### Stored data entries
※
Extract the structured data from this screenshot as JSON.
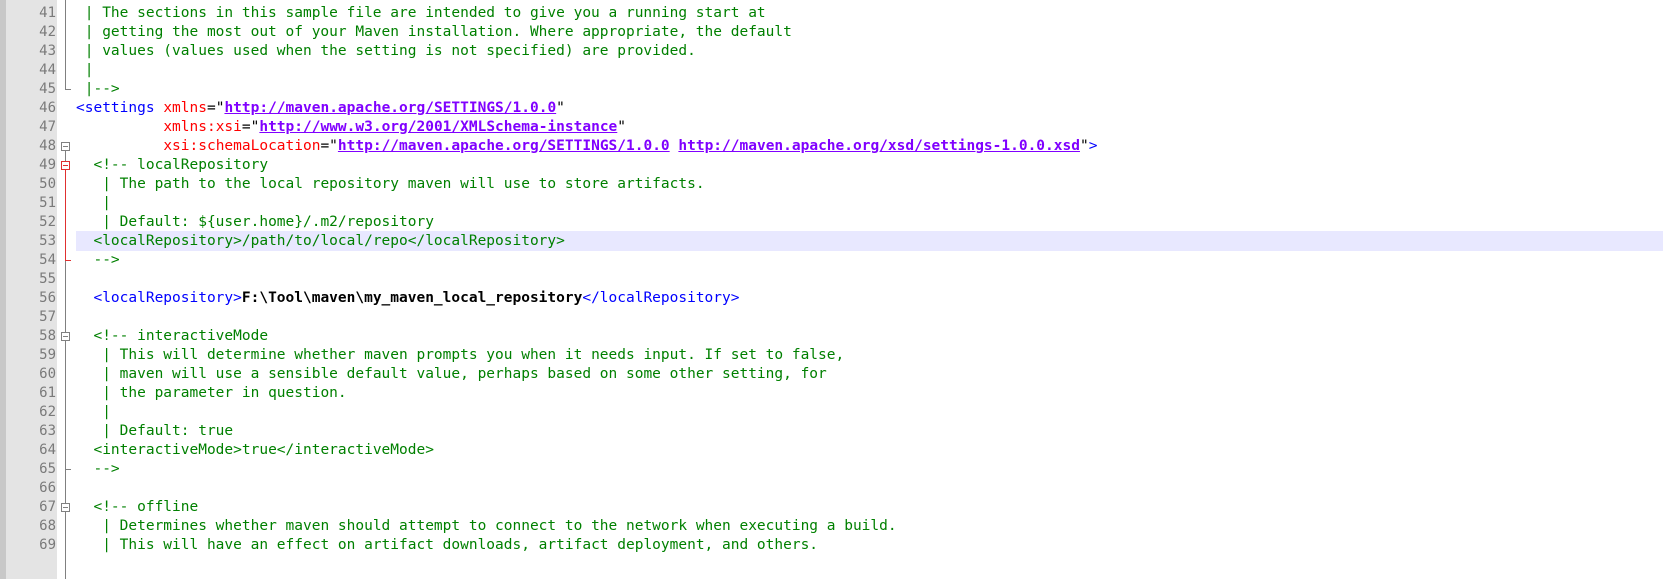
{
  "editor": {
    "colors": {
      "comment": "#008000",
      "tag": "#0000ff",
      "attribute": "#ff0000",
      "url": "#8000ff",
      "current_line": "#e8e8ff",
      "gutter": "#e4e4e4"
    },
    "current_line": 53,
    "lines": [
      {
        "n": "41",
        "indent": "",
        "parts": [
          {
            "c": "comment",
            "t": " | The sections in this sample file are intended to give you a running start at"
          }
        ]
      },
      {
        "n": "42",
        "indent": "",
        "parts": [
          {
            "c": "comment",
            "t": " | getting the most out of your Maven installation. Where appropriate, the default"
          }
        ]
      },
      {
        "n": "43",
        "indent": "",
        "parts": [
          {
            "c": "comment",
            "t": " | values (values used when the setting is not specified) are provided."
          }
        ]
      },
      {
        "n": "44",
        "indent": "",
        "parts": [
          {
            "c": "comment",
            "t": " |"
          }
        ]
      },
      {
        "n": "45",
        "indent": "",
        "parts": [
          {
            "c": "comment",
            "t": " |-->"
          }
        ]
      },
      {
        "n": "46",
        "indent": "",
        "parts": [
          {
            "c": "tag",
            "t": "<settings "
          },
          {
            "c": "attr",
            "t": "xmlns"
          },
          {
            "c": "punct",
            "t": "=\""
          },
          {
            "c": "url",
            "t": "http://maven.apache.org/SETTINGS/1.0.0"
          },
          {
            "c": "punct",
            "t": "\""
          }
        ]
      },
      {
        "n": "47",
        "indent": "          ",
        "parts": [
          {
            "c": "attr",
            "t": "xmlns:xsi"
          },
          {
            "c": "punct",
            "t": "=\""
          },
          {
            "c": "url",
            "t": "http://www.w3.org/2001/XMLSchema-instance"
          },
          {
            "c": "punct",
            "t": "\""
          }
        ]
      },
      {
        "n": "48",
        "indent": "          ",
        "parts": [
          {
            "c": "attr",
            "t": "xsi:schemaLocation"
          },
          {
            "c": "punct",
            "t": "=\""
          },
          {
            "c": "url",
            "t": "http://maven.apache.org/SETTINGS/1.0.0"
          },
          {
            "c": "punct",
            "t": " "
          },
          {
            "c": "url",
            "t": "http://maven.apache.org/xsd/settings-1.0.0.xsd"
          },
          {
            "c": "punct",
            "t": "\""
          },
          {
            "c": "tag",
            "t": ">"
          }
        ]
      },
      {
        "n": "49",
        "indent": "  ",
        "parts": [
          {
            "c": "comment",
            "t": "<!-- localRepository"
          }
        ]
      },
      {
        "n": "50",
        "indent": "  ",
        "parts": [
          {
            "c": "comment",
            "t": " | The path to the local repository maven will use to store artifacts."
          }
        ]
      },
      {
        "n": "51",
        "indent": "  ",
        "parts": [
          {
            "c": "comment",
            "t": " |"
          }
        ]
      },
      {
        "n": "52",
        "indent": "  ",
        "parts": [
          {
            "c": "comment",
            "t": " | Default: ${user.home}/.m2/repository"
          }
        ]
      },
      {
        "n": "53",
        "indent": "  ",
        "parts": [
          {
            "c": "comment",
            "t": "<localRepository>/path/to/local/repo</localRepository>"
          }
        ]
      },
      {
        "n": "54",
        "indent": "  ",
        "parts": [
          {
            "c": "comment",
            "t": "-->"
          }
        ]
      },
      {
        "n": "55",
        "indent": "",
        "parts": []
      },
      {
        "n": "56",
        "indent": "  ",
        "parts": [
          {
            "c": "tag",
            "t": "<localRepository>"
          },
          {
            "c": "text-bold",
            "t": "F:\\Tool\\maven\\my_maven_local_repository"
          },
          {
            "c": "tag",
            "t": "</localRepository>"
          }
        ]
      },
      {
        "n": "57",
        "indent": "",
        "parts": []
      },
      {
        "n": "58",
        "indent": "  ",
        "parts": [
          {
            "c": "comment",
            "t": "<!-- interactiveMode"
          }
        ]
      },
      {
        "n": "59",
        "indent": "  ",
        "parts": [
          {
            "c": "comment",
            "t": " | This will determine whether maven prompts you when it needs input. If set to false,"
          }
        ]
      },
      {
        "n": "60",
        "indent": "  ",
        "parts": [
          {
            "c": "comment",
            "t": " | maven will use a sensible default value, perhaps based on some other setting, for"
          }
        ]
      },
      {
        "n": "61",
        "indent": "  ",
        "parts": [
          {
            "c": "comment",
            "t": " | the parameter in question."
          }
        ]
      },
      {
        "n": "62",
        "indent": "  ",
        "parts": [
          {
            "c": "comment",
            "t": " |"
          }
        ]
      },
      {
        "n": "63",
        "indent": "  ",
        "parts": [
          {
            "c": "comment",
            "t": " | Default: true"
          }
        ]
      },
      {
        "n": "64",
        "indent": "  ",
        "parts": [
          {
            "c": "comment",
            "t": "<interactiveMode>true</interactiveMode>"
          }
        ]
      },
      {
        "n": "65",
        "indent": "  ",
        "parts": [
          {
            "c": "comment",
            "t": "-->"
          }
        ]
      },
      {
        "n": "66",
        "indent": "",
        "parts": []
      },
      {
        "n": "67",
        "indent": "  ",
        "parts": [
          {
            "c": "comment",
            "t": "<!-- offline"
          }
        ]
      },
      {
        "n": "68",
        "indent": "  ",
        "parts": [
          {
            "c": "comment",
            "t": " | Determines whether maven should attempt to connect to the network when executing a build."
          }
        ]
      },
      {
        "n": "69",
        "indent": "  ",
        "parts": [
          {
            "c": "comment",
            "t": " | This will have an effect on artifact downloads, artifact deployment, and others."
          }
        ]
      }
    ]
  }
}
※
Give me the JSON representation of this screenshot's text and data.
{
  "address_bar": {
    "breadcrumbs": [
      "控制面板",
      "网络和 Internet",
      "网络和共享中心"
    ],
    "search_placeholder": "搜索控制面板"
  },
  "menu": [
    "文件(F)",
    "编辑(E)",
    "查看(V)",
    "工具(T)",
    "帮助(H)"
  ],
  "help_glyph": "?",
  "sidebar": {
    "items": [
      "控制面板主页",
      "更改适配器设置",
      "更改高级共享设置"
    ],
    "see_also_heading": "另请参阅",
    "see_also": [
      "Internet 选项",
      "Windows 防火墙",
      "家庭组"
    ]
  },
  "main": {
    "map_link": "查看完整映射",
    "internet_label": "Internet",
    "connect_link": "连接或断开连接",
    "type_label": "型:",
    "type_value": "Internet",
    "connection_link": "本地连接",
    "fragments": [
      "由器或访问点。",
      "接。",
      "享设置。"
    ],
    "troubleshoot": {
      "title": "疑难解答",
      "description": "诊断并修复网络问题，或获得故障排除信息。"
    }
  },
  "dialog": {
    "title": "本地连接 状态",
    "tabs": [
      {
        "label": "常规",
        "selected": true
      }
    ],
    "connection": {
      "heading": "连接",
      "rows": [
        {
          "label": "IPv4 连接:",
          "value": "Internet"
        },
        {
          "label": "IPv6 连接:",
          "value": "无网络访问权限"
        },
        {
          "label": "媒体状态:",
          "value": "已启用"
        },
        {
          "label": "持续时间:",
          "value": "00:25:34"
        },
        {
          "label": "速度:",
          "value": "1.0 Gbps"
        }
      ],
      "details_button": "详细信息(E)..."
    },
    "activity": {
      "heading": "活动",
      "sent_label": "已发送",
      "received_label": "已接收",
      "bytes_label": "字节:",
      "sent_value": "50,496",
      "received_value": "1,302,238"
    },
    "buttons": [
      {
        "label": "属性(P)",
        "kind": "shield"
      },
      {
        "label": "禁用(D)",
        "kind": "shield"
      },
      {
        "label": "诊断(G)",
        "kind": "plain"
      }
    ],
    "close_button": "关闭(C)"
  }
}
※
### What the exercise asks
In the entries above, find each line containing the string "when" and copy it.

### Exercise solution
            "t": " | values (values used when the setting is not specified) are provided."
            "t": " | This will determine whether maven prompts you when it needs input. If set to false,"
            "t": " | Determines whether maven should attempt to connect to the network when executing a build."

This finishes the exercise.